On 14 August 2020, the US District Court Judge James C. Mahan granted Mike Postle’s motion to dismiss the case filed by Marle Cordeiro. Back in April, Cordeiro filed a class action lawsuit against Postle, claiming that she was a victim in an alleged cheating scheme. Cordeiro believes she would have profited thousands of dollars against him, had he been playing legit poker.
The lawsuit against Postle seeking $250,000 in punitive damages as well as a trial by jury was dismissed by Judge Mahan as the case lacked personal jurisdiction, according to the Federal Rule of Civil Procedure 12(b)(2). In other words, the case was dismissed due to the fact that it was filed in Nevada while the poker games in relation to the accusations took place in California. The court quashed the claims citing the ‘Calder Test’ and were the reasons for the dismissal of the case. Mahan cited case precedent in writing, “Under Calder, the ‘effects’ test requires that the defendant allegedly has;
(1) committed an intentional act,
(2) expressly aimed at the forum state (meaning Nevada),
(3) [and] causing harm that the defendant knows is likely to be suffered in the forum state.”
The plaintiffs also sought jurisdictional discovery given Postle’s ties to Nevada, which primarily revolved around meeting the mother of his young daughter in Reno to exchange custody. According to the court ruling, Postle travels to Nevada once or twice a month, but the court ruled it was not sufficient to establish general personal jurisdiction. However, the court saw it differently writing, “Therefore, this court finds that plaintiff’s allegations are insufficient to plausibly give rise to jurisdiction, given the total absence of evidence to support these allegations and defendant’s denial. Accordingly, jurisdictional discovery is not appropriate.”
VerStandig responded to the ruling by saying that the court simply found that Postle lacked sufficient contacts to be sued in Nevada. He stated that he is still reviewing the possibilities and assessing various options to the merits of the case.
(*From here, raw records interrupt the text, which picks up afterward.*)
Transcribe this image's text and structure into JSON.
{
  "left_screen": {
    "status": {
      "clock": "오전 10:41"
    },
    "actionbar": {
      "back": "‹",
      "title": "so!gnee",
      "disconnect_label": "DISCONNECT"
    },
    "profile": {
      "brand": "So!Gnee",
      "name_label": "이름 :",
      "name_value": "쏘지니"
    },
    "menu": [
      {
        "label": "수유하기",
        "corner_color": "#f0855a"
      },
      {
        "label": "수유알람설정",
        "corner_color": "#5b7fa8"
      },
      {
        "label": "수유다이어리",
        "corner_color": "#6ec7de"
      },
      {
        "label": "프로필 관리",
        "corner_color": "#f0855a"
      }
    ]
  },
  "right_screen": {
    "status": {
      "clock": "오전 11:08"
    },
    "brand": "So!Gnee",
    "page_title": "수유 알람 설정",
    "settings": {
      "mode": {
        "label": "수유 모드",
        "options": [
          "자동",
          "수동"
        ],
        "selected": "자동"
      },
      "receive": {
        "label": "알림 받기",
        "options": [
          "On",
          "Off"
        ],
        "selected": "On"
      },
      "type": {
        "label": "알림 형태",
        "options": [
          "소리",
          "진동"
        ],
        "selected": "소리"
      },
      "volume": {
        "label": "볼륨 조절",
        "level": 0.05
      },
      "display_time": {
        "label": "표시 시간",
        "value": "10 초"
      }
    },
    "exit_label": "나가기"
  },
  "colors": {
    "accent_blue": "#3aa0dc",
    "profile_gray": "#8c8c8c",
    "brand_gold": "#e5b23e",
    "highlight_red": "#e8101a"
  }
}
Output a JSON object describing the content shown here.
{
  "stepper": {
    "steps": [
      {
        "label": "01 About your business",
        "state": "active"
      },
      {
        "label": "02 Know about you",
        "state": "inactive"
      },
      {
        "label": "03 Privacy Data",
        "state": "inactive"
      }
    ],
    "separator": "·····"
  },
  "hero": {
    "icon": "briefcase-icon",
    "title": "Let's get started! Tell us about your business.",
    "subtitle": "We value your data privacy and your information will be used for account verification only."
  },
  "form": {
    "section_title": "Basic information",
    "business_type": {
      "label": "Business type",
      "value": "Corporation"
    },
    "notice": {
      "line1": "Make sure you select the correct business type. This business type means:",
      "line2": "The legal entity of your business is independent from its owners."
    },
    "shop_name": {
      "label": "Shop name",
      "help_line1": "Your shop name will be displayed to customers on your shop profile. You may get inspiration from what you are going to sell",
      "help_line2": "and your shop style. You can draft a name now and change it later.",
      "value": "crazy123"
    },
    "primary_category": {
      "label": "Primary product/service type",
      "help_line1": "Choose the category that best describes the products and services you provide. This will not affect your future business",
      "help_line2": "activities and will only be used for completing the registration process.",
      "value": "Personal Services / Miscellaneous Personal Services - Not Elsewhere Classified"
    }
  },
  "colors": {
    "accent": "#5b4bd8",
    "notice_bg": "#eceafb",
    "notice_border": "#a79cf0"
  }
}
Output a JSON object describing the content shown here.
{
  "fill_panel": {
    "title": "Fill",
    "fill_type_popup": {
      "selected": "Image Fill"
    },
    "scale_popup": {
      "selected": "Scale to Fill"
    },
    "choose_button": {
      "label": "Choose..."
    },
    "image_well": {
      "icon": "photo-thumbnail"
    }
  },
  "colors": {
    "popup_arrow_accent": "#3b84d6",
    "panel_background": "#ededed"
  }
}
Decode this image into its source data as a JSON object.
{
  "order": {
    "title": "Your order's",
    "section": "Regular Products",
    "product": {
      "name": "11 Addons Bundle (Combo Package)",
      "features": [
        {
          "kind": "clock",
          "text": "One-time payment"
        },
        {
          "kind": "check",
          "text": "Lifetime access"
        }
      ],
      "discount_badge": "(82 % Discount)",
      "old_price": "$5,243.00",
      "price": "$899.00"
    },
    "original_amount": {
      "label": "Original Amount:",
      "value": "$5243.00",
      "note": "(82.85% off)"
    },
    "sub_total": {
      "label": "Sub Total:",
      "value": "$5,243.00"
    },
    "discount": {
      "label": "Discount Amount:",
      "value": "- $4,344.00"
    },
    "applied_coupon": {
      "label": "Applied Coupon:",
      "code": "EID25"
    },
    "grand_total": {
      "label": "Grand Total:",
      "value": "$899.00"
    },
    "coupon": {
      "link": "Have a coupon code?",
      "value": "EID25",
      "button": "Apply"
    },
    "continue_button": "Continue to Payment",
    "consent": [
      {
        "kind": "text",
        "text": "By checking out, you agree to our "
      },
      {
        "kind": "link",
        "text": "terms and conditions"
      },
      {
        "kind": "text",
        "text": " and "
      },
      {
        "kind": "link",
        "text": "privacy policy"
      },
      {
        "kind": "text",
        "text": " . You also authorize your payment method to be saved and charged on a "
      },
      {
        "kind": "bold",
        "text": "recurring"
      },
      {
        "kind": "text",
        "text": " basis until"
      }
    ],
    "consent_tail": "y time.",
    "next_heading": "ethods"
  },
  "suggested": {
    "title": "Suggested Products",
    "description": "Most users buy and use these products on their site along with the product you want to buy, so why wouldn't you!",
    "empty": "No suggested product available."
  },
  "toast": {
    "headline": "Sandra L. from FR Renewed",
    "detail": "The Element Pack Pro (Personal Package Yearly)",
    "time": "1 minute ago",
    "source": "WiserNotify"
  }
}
He also showed great respect to the court for a well written and well reasoned ruling.
Back in October 2019, there were several missing pieces that led to the conclusion of the first case. No one associated with Postle or Stones was willing to testify publicly to the cheating scheme. And the 88 plaintiffs were not able to nail down and prove the exact method used to cheat. And without clear-cut testimony or evidence the case died.
The second case, filed in early April 2020, suffered from the same missing proof. The defendant was also able to use the dismissal of the California case to bolster this one. Further, the case was able to be summarily dismissed on a jurisdictional basis. As it stands, Postle will face no legal penalties for his actions. Last week, a third time extension was filed to the court as the lawyers shifted from refiling the case to negotiating a settlement. However, the two sides need more time to come to a complete agreement. For more updates on poker in the country and around the world, keep reading GutshotMagazine.com.